Changing Magnetic Fields
Another popular doomsday scenario suggests that on December 21, 2012, the core of our planet will re-orient such that it will cause a change in our protective magnetic field. Such nonsense was the theme behind the popular Hollywood blockbuster called The Core (2003), which starred Hillary Swank and Aaron Eckhart. The generalized scenario suggests that not only will we see the rapid reduction in magnetic field strength, but we'll see the magnetic poles rapidly reverse polarity (i.e, the north magnetic pole will be located over the South Pole and vice versa). The consequence to us on the surface of the planet, according to this nonsense, is that we'll be exposed to large amounts of radiation from the Sun (see above!) and from "cosmic rays" that come from interstellar space! Some end-of-the-world claims even further predict that because of this change in the Earth's magnetic field, communication and military satellites will drop from orbit; and that without GPS, airliners will fall out of the sky! The kernel of scientific truth in this doomsday scenario is that the Earth's magnetic field is changing! Scientists with the Geological Society of Canada head to the Canadian arctic every few years to monitor the location of the north magnetic pole. Currently, it is located in northern Canada about 600 km from Resolute Bay (population 300!). Since 1831, we've been monitoring its changing location. During this time period, the location of the North Pole has been shifting north as fast as 60 kilometers per year. We’ve been monitoring the location of the South Pole for the last 100 years and it has been moving toward Australia at the rate of 10-15 kilometers per year. And, apparently, the strength of the global magnetic field has weakened 10 percent since the 19th century. But is the Earth's magnetic field collapsing? NO! In fact, as incredible as these changes sound, this is mild compared to what Earth's magnetic field has done in the past. For instance, the magnetic poles completely flip! We know this because geologists have found evidence for these reversals in the magnetism of ancient rocks. But these flips are unpredictable! The last one was 780,000 years ago. Will there be another one? We don't know. As for the 10 percent decline, the magnetic field strength is constantly changing. The latest supercomputer model of the Earth's interior, where the magnetic field comes from, suggests that the magnetic field increases and decreases, poles drift, and sometimes they flip altogether. These reversals take a few thousand years to complete and is therefore not "instantaneous." Moreover, during this time, the magnetic field does not disappear, it simply becomes incredibly complicated and it still protects us from solar storms and radiation from space. This geomagnetic reversal is not connected to the Sun's solar cycle and does not occur with any kind of "clockwork regularity." We are not "due" a magnetic flip as we cannot predict when the next one is going to occur! So there is absolutely no scientific evidence to suggest that this is going to happen in December 2012!

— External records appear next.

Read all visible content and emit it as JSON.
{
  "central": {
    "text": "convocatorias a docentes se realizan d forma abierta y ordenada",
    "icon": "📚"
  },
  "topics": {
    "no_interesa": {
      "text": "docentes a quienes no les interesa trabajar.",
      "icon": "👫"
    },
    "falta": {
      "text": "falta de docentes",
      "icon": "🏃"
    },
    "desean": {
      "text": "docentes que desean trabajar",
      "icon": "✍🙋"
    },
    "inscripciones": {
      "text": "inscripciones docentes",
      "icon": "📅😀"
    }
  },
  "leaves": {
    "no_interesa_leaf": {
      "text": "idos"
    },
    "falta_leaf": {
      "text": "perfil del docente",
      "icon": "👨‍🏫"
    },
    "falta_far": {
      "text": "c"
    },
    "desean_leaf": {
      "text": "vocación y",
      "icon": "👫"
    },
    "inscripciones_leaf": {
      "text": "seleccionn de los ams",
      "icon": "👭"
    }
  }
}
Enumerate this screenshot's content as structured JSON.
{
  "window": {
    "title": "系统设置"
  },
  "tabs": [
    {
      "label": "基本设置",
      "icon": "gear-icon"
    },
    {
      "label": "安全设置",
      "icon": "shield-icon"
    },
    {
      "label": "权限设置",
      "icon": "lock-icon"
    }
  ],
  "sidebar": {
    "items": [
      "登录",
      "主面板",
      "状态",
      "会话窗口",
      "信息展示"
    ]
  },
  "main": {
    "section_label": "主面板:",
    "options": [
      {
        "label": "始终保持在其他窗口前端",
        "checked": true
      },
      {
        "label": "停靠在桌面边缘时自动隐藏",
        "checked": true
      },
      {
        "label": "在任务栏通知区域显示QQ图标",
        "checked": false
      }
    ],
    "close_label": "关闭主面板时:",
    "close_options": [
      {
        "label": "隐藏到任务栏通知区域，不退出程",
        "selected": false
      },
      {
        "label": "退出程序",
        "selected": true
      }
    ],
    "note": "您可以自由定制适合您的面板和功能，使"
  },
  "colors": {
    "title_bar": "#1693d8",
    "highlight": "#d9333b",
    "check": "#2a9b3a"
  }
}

I could go on and on as there is just so much 2012 end-of-the-world nonsense. All of it is without any scientific evidence whatsoever; it is all bunk and scare-mongering! Our Earth has been here for ~5 billion years and will continue to be here until our Sun reaches the end of its hydrogen fuel supply in the core in another 5 billion years. If you are truly worried about the Earth’s fate come this December, let me encourage you to donate your financial resources to the Planetarium as you won’t need it in 2013!

If you have heard of another 2012 end of the world claim you would like me to comment on, please email me.

Shanil Virani
Director, John C. Wells Planetarium
viranisn@jmu.edu